A man accused of sexually molesting young girls on the Crow Indian Reservation has been civilly committed as a sexually dangerous person under the Adam Walsh Child Protection and Safety Act of 2006.
In a press release issued by the United States Attorney's Office for the Eastern District of North Carolina, authorities said Oliver Lee White, 33, was ordered taken into custody.
The United States Attorney’s Office for the Eastern District of North Carolina litigates all Adam Walsh Act cases for the entire country. All sexually dangerous persons who are committed to federal custody are housed in a federal facility in that district, where intensive, residential treatment is offered to them. White is the eighty-sixth sexually dangerous person committed under the Adam Walsh Act.
White was alleged to have sexually molested at least 13 young girls on the Crow Indian Reservation, the press release states.
The evidence at trial showed that beginning in 2007, when White was around 20 years old, until 2013, White repeatedly molested young girls, ranging from the ages of 2 to 13, at the home of his adoptive mother, Peggy White (a/k/a Well-Known Buffalo).
Peggy White’s home, which is the location of The Center Pole, a non-profit organization in Garryowen, always had children around, including children being fostered by Peggy White.
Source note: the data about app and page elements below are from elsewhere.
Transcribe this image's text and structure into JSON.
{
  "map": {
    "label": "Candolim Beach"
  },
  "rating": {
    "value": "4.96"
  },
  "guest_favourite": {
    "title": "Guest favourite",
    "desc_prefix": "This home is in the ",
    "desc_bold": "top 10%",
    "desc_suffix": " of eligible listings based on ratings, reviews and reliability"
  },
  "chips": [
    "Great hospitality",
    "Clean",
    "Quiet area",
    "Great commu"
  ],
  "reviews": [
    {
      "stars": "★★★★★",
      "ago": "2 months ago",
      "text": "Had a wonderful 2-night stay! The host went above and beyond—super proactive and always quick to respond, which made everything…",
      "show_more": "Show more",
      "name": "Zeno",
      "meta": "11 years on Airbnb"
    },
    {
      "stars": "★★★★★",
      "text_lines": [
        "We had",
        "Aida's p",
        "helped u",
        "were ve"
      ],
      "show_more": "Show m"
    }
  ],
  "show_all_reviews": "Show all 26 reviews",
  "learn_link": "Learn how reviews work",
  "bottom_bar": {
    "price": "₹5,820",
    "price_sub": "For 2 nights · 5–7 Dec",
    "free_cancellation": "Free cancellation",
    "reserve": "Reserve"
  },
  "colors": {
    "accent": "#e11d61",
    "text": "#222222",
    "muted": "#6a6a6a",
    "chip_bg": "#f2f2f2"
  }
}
The layout of the facility made it easy for White to avoid supervision and detection of his predatory conduct, the press release states. The evidence showed White had a persistent and common pattern of sexually offending young girls by isolating them and then molesting them.
White was criminally charged in United States District Court for the District of Montana with numerous sex crimes. Peggy White and her partner, Susan Kelly, were also criminally charged with misprision of felony for their part in enabling him and covering up White’s molestations, the press release states.
However, due to his mental illnesses, White was deemed incompetent to stand trial. As a result, Peggy White and Susan Kelly were unable to be prosecuted for their alleged crimes.
Ultimately, the United States certified White as a sexually dangerous person under the Adam Walsh Act. The Act allows the United States to seek civil commitment of sexually dangerous persons who, because of a serious mental illness, abnormality, or disorder, would have serious difficulty refraining from sexually violent conduct or child molestation.
The United States believed that White met every element of that definition and the Court agreed. On Thursday, a federal judge announced his ruling and civilly committed White to the custody of the Attorney General as a sexually dangerous person.
In making the ruling, the judge noted the “credible, consistent, and extremely persuasive” testimony of five of White’s victims, finding that White molested them. The judge also found that White suffers from Pedophilic Disorder and Intellectual Disability, and as a result of these serious mental illnesses, abnormalities, or disorders White would have serious difficulty refraining from child molestation if released.
The judge also said that members of White’s family, including his mother, “concealed the allegations and degraded the victims.”
The judge concluded that if White returned to an environment like The Center Pole with young girls around, he would molest again.
“This was a tragic and unique case,” said Acting United States Attorney G. Norman Acker, III. “Because Mr. White could not be criminally prosecuted due to his incompetency, the Government was required to prove in this civil proceeding he had committed acts of child molestation. The Government did so through the courageous, gut-wrenching testimony of his victims, who traveled across the country to face their abuser and his family members who concealed his conduct. Presenting such fragile testimony is no easy feat, and as such, I express my deep appreciation to the FBI agents, victim specialists, and forensic interview specialists in Montana for their tireless efforts in working with the victims. In particular, FBI Victim Specialist Michele Stewart was invaluable. Without her exceptional rapport with the victims and personal involvement, including traveling with the victims to North Carolina to testify, they may not have found the courage to testify. The victims’ courageous testimony will help keep others safe from Mr. White.”
Mr. Acker continued: “This case is a great example of how a true team effort can help make the communities within this District and across the country safer.”
“The Judge’s decision provides some measure of justice as Oliver White will never have the opportunity to hurt another child,” said Special Agent in Charge Dennis Rice of the FBI’s Salt Lake City Field Office. “We commend the survivors of White’s abuse who demonstrated resilience in the face of adversity and acted to protect other children in a selfless display of their courage. The FBI wishes to thank the Bureau of Indian Affairs Office of Justice Services for their invaluable partnership investigating this years-long case."